An education in prevention
At Jesuit High School in Sacramento, days start with nose swabs followed by ping pong while the students await the results of their rapid Covid-19 tests. It’s just one component of a broad and rigorous approach to preventing outbreaks that have allowed the school of 800 boys to operate almost Covid-free for two months.
The Los Angeles Times looks at this and other examples of schools in the capital area defying the odds to keep their student bodies protected, even while open for in-person learning. The common threads are thorough testing, strict social distancing and a sense of social trust in which everyone, from students to parents to teachers, agrees to do the right thing.
At St. Mary’s parochial school just outside the city, the playground is divided so kids can play together in small groups, and an intercom message has replaced morning assembly.
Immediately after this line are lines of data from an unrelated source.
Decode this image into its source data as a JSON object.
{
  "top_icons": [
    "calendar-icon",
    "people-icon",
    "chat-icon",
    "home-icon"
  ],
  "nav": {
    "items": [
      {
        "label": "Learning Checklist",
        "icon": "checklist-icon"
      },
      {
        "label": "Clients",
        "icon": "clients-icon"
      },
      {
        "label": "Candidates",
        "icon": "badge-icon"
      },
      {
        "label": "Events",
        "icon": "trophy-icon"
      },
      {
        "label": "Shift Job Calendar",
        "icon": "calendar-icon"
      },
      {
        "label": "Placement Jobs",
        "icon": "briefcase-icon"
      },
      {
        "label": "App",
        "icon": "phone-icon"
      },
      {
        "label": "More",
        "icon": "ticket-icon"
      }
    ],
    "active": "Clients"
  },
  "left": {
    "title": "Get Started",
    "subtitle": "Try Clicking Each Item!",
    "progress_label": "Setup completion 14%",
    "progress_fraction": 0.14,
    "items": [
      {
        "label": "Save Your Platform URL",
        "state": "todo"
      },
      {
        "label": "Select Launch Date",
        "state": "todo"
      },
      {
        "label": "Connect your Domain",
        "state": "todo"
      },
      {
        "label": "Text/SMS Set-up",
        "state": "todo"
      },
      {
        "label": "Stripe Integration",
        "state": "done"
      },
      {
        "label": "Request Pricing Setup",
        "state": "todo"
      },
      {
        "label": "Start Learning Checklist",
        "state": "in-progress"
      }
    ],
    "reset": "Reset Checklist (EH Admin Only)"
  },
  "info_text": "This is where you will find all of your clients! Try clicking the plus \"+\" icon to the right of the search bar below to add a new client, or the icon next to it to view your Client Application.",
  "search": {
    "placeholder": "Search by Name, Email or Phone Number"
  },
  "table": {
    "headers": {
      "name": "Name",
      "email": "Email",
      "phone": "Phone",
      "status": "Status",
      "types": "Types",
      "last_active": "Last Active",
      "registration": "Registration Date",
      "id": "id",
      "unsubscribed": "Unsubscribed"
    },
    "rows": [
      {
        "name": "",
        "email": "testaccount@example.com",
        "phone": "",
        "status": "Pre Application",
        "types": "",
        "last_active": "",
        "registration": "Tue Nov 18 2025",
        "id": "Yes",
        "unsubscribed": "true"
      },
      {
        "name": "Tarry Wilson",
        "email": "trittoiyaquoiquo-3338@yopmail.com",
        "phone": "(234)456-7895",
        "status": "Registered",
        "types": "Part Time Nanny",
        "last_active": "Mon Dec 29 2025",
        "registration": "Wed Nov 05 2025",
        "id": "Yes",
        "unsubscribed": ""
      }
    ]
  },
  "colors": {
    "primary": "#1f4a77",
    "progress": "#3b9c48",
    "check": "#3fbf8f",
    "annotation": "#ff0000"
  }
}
But perhaps most powerfully, there’s a tacit and pervasive understanding that prevention depends on everyone doing the right thing. “No one testing positive wants to be forced to admit taking a secret vacation and being ‘the reason the school closed,’” said the principal.